*** Study material ***
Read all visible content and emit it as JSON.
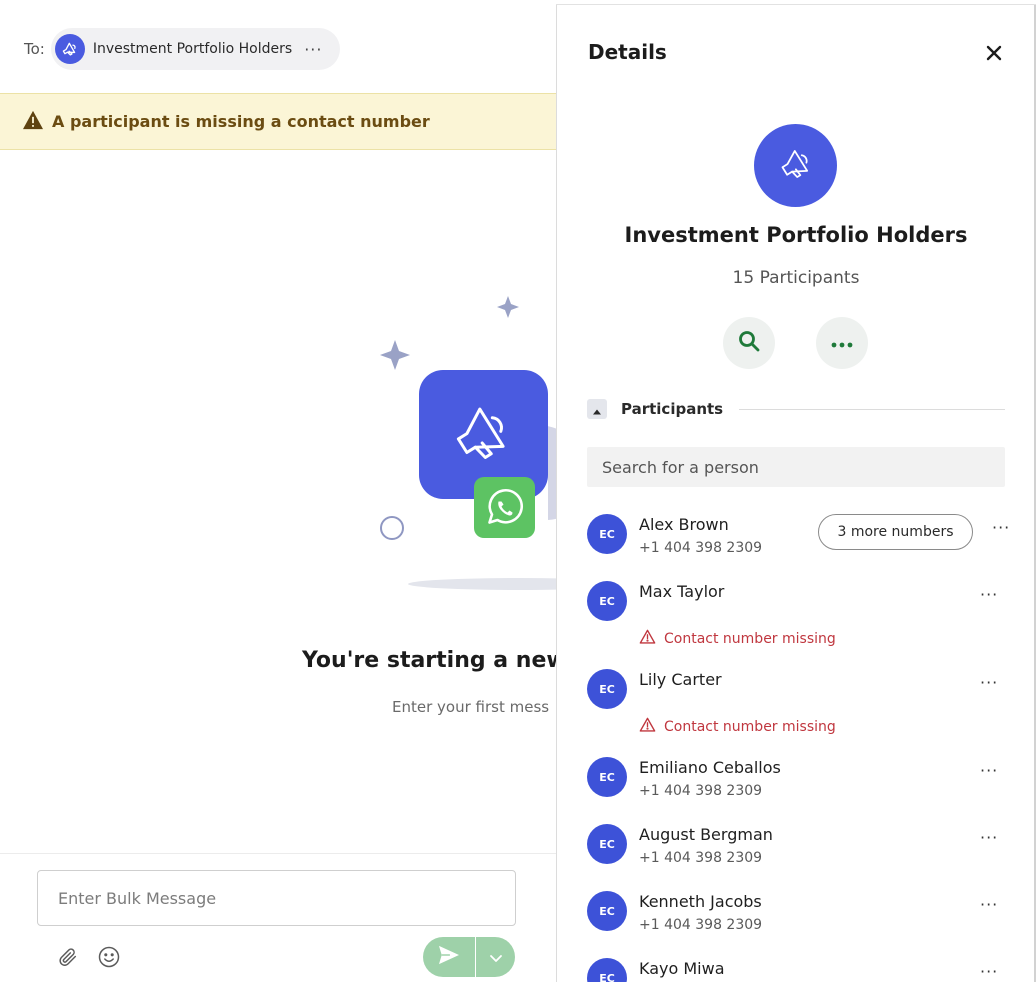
{
  "compose": {
    "to_label": "To:",
    "recipient_chip": "Investment Portfolio Holders",
    "chip_more": "···",
    "warning": "A participant is missing a contact number",
    "empty_title": "You're starting a new",
    "empty_subtitle": "Enter your first mess",
    "input_placeholder": "Enter Bulk Message"
  },
  "details": {
    "title": "Details",
    "group_name": "Investment Portfolio Holders",
    "participant_count": "15 Participants",
    "section_label": "Participants",
    "search_placeholder": "Search for a person",
    "more_glyph": "···",
    "participants": [
      {
        "initials": "EC",
        "name": "Alex Brown",
        "phone": "+1 404 398 2309",
        "extra": "3 more numbers"
      },
      {
        "initials": "EC",
        "name": "Max Taylor",
        "missing": "Contact number missing"
      },
      {
        "initials": "EC",
        "name": "Lily Carter",
        "missing": "Contact number missing"
      },
      {
        "initials": "EC",
        "name": "Emiliano Ceballos",
        "phone": "+1 404 398 2309"
      },
      {
        "initials": "EC",
        "name": "August Bergman",
        "phone": "+1 404 398 2309"
      },
      {
        "initials": "EC",
        "name": "Kenneth Jacobs",
        "phone": "+1 404 398 2309"
      },
      {
        "initials": "EC",
        "name": "Kayo Miwa"
      }
    ]
  },
  "colors": {
    "brand_blue": "#4a5be0",
    "whatsapp_green": "#5dc363",
    "warning_bg": "#fbf5d6",
    "error_red": "#c0373f",
    "send_green": "#9ed1a9"
  },
  "icons": [
    "megaphone-icon",
    "warning-triangle-icon",
    "whatsapp-icon",
    "paperclip-icon",
    "emoji-icon",
    "send-icon",
    "chevron-down-icon",
    "close-icon",
    "search-icon",
    "ellipsis-icon",
    "caret-up-icon"
  ]
}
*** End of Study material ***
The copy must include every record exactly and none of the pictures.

Read all visible content and emit it as JSON.
{
  "compose": {
    "to_label": "To:",
    "recipient_chip": "Investment Portfolio Holders",
    "chip_more": "···",
    "warning": "A participant is missing a contact number",
    "empty_title": "You're starting a new",
    "empty_subtitle": "Enter your first mess",
    "input_placeholder": "Enter Bulk Message"
  },
  "details": {
    "title": "Details",
    "group_name": "Investment Portfolio Holders",
    "participant_count": "15 Participants",
    "section_label": "Participants",
    "search_placeholder": "Search for a person",
    "more_glyph": "···",
    "participants": [
      {
        "initials": "EC",
        "name": "Alex Brown",
        "phone": "+1 404 398 2309",
        "extra": "3 more numbers"
      },
      {
        "initials": "EC",
        "name": "Max Taylor",
        "missing": "Contact number missing"
      },
      {
        "initials": "EC",
        "name": "Lily Carter",
        "missing": "Contact number missing"
      },
      {
        "initials": "EC",
        "name": "Emiliano Ceballos",
        "phone": "+1 404 398 2309"
      },
      {
        "initials": "EC",
        "name": "August Bergman",
        "phone": "+1 404 398 2309"
      },
      {
        "initials": "EC",
        "name": "Kenneth Jacobs",
        "phone": "+1 404 398 2309"
      },
      {
        "initials": "EC",
        "name": "Kayo Miwa"
      }
    ]
  },
  "colors": {
    "brand_blue": "#4a5be0",
    "whatsapp_green": "#5dc363",
    "warning_bg": "#fbf5d6",
    "error_red": "#c0373f",
    "send_green": "#9ed1a9"
  },
  "icons": [
    "megaphone-icon",
    "warning-triangle-icon",
    "whatsapp-icon",
    "paperclip-icon",
    "emoji-icon",
    "send-icon",
    "chevron-down-icon",
    "close-icon",
    "search-icon",
    "ellipsis-icon",
    "caret-up-icon"
  ]
}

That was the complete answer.